National Geographic : 1945 Dec
The National Geographic Magazine Stanr notograpner w. iooert Moore This Was a Part of Hiroshima B. A. A. (Before Atomic Age) Wooden homes with paper windows perch on the stone walls above a branch of the Ota River near Hiroshima Castle. In the distance is one of its numerous steel bridges and some of its concrete buildings part of which withstood the atomic assault. This view was made north of the area shown on page 763. many hills, so steep that rains have caused landslides, the Japanese patiently build nar row terraces and plant more trees. Japan's forests provide her with an abun dance of timber, charcoal, wood fuel, wood pulp, and other necessaries. Especially her bamboo growths have a multitude of uses; the tender bamboo shoots are an important source of food. Despite the limited arable lands in the country and the emergence of Japan as an industrial nation, about one-half of her people are tillers of the soil. Working largely with spades, hoes, and other simple tools, and sometimes using a horse or ox to haul a crude plow, these rural folk cultivate the land to its utmost. No spot, however small, which will support a few spears of grain or a handful of vegetables is ignored. So small are the majority of farms through out the home islands that the Japanese peasant might almost be classed as a gardener rather than a farmer. For centuries farmers of the country have specialized in rice. More than half of all the total cultivated area is devoted to this single crop. Plains and narrow valleys are covered with an elaborate patchwork pattern of ter raced and diked rice fields (page 760). Unwearying in their patience and toil, the farm folk-men, women, and children-work in the fields plowing, transplanting, irrigating, and harvesting this honorable grain. Some hill terraces are so tiny that they look as if they might be tended by children at play. Wherever drainage and climate permit, fields are made to yield two crops a year. In many places, as soon as rice has been har vested, the fields are "ridged" (spaded into a series of parallel ridges and troughs) and the ridges sown to crops of wheat, barley, beans, or rape.
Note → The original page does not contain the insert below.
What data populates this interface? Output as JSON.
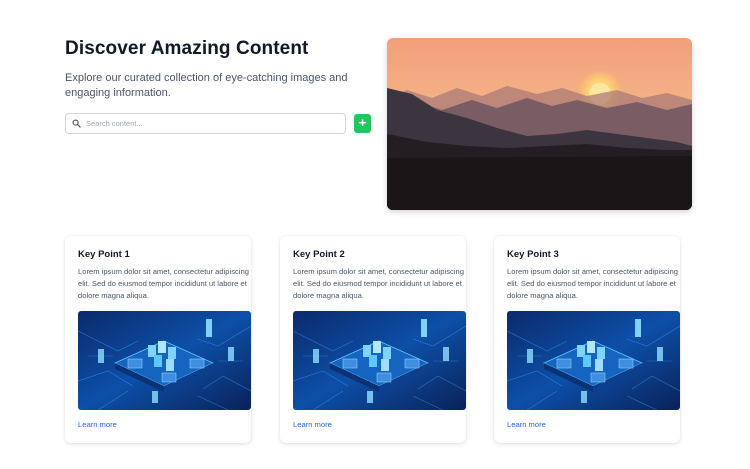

In some districts, too, even between the fall rice harvest and sowing of winter cereals, the fields are planted with additional quick maturing crops, such as giant radishes (daikon) and eggplants.